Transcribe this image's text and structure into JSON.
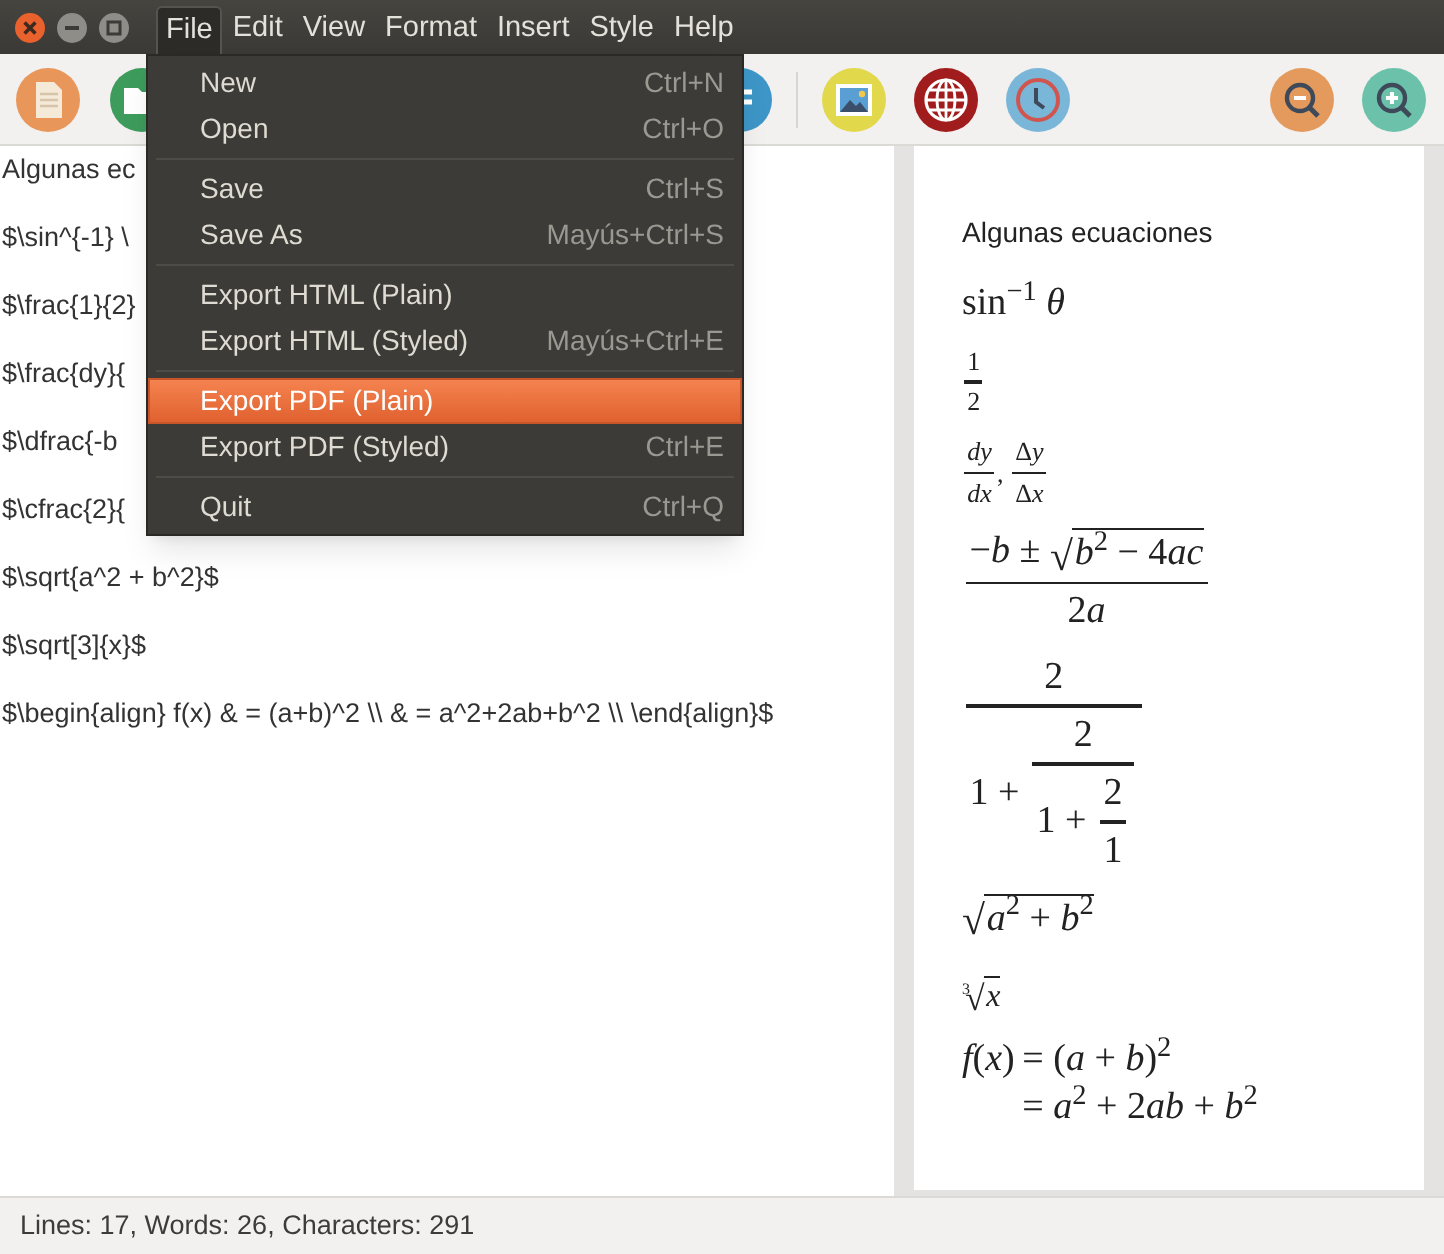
{
  "menubar": [
    {
      "label": "File",
      "selected": true
    },
    {
      "label": "Edit",
      "selected": false
    },
    {
      "label": "View",
      "selected": false
    },
    {
      "label": "Format",
      "selected": false
    },
    {
      "label": "Insert",
      "selected": false
    },
    {
      "label": "Style",
      "selected": false
    },
    {
      "label": "Help",
      "selected": false
    }
  ],
  "file_menu": [
    [
      {
        "label": "New",
        "shortcut": "Ctrl+N",
        "selected": false
      },
      {
        "label": "Open",
        "shortcut": "Ctrl+O",
        "selected": false
      }
    ],
    [
      {
        "label": "Save",
        "shortcut": "Ctrl+S",
        "selected": false
      },
      {
        "label": "Save As",
        "shortcut": "Mayús+Ctrl+S",
        "selected": false
      }
    ],
    [
      {
        "label": "Export HTML (Plain)",
        "selected": false
      },
      {
        "label": "Export HTML (Styled)",
        "shortcut": "Mayús+Ctrl+E",
        "selected": false
      }
    ],
    [
      {
        "label": "Export PDF (Plain)",
        "selected": true
      },
      {
        "label": "Export PDF (Styled)",
        "shortcut": "Ctrl+E",
        "selected": false
      }
    ],
    [
      {
        "label": "Quit",
        "shortcut": "Ctrl+Q",
        "selected": false
      }
    ]
  ],
  "editor_lines": [
    "Algunas ec",
    "$\\sin^{-1} \\",
    "$\\frac{1}{2}",
    "$\\frac{dy}{",
    "$\\dfrac{-b",
    "$\\cfrac{2}{",
    "$\\sqrt{a^2 + b^2}$",
    "$\\sqrt[3]{x}$",
    "$\\begin{align} f(x) & = (a+b)^2 \\\\ & = a^2+2ab+b^2 \\\\ \\end{align}$"
  ],
  "preview": [
    {
      "kind": "text",
      "text": "Algunas ecuaciones"
    },
    {
      "kind": "math",
      "math": "sin$^{−1}$ *θ*"
    },
    {
      "kind": "script_math",
      "math": {
        "frac": {
          "num": "1",
          "den": "2"
        }
      }
    },
    {
      "kind": "script_math",
      "math": {
        "seq": [
          {
            "frac": {
              "num": "*dy*",
              "den": "*dx*"
            }
          },
          ", ",
          {
            "frac": {
              "num": {
                "seq": [
                  "Δ",
                  "*y*"
                ]
              },
              "den": {
                "seq": [
                  "Δ",
                  "*x*"
                ]
              }
            }
          }
        ]
      }
    },
    {
      "kind": "math",
      "math": {
        "frac": {
          "num": {
            "seq": [
              "−*b* ± ",
              {
                "sqrt": {
                  "radical": "√",
                  "body": {
                    "seq": [
                      "*b*$^{2}$ − 4",
                      "*ac*"
                    ]
                  }
                }
              }
            ]
          },
          "den": {
            "seq": [
              "2",
              "*a*"
            ]
          }
        }
      }
    },
    {
      "kind": "math",
      "math": {
        "frac": {
          "num": "2",
          "den": {
            "seq": [
              "1 + ",
              {
                "frac": {
                  "num": "2",
                  "den": {
                    "seq": [
                      "1 + ",
                      {
                        "frac": {
                          "num": "2",
                          "den": "1"
                        }
                      }
                    ]
                  }
                }
              }
            ]
          }
        }
      }
    },
    {
      "kind": "math",
      "math": {
        "sqrt": {
          "radical": "√",
          "body": "*a*$^{2}$ + *b*$^{2}$"
        }
      }
    },
    {
      "kind": "small_math",
      "math": {
        "sqrt": {
          "radical": "√",
          "index": "3",
          "body": "*x*"
        }
      }
    },
    {
      "kind": "math",
      "math": {
        "align": [
          [
            "*f*(*x*)",
            "= (*a* + *b*)$^{2}$"
          ],
          [
            {
              "seq": [
                "= *a*$^{2}$ + 2",
                "*ab* + *b*$^{2}$"
              ]
            }
          ]
        ]
      }
    }
  ],
  "status_bar": "Lines: 17, Words: 26, Characters: 291"
}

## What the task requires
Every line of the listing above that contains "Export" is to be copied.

## Final answer
        "label": "Export HTML (Plain)",
        "label": "Export HTML (Styled)",
        "label": "Export PDF (Plain)",
        "label": "Export PDF (Styled)",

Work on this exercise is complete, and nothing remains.